It is late October 2008, in the remote, rusty and rural Dagona, in Bade local government area of Yobe State, north-east Nigeria. The Dagona waterfowl’s sanctuary is luxuriant. The sky is clear, and the clouds float mapping some enchanting artistic imprints on the celestial canvas. Nature is loudly expressive as seen in the vast ecological splendor. It is a season of visitation by large colonies of colorful, beautiful amazing birds. Continue reading
As you approach the Lake Chad basin from Maiduguri, in northeastern Nigeria, the atmosphere of despair is telling. The air is dusty, the wind is fierce and unrelenting, the plants are wilting and the earth is turning into sand dunes. The sparse vegetation is occasionally broken by withered trees and shrubs. The lives of herders, fisherfolk and farmers are teetering on the edge as the lake dries up before their eyes.
I made a couple of calls in Maiduguri and a chaperon was arranged for me to meet the Chairman of Kala Balge at Ran the LG headquarters.
The two different routes we attempted before reaching Ran proved to be impassable when we approached water points. We then decided to pass through the border along the famous Kusiri in Cameroon. On two occasions we were stopped by the Gendarmes who immediately sighted my Media Trust apron said, “media where are you going, bring your papers” on both occasions we explained our mission that we are not interested in their country, it was the bad road we are trying to avoid they then let us pass.
Aisha Gwarimpa, a housewife lives in Abuja with her husband and four children. When members of her household wake up in the morning, they take their bath, brush their teeth, flush the toilet, and then Aisha does all her morning chores with the water pumped by the public water utility to private homes. By the time the family of six settles to eat breakfast, the family must’ve used hundreds of litres of water.
Dr M.I. Ahmed is a specialist in aquatic medicine with the Department of Veterinary Microbiology and Parasitology, Faculty of Veterinary Medicine, University of Maiduguri. He has done a lot of research on heavy metal content in fish in the Lake Chad. In this interview, he explains how global warming has forced some fishermen to use organophosphorus chemicals to catch fish and the implications of eating this fish by man.
Records at the University of Maiduguri Teaching Hospital (the only tertiary hospital in the northeast sub-region of Nigeria) made available to our Correspondent, revealed that 4 out of every 10 concurrent cases with bone marrow malignancy especially cancer of the blood, Leukemia, comes from Bade-Nguru wetlands of Yobe State, in the region.

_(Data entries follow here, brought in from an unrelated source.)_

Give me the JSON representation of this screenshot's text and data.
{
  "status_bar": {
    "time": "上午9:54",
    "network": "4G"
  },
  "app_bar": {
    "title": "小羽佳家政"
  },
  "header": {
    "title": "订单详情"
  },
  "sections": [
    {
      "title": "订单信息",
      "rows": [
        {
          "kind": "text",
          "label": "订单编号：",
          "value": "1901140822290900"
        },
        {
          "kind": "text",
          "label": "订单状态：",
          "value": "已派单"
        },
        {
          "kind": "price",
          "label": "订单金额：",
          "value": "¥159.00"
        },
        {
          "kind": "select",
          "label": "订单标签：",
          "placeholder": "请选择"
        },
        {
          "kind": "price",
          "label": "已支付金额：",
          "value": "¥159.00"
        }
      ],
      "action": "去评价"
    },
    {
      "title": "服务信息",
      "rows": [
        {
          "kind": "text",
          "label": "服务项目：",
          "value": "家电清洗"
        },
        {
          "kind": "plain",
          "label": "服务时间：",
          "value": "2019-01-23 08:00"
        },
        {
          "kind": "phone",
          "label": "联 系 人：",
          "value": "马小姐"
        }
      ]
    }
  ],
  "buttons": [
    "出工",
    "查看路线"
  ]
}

Efforts are on to start the inter-basin water transfer from the Congo Basin into the Lake Chad Basin, and the construction of canals to boost fishing activities for over 20 million communities around the lake in the next decade. But will the plan succeed?
In the Benue Trough, (North-East of Nigeria a few oil wells have been drilled by multi-nationals from 1999 to date on OPL 809, Shell have conducted work program on the blocks and drilled one (1) well, Kolmani River – 1 in 1999. The hydrocarbon phase encountered in the well, was essentially a Gas and condensate phase, estimated to have minimum Gas reserves of between 33 billion to 100 billion cubic feet” said the New Nigerian Development Company, adding that another block, OPL 810, which the company acquired, had traces of gas, though the exploration activities in it which was undertaken by Chevron using an error prone method “was inconclusive”.
In spite of several short comings in the quality of hydrocarbon exploration programme by the Nigerian National Petroleum Corporation (NNPC) in the Lake Chad Basin or North-East sub-region, over two decades ago, as stated in many accounts, oil was found but in less commercially viable quantity however, gas was discovered in large quantities in the region.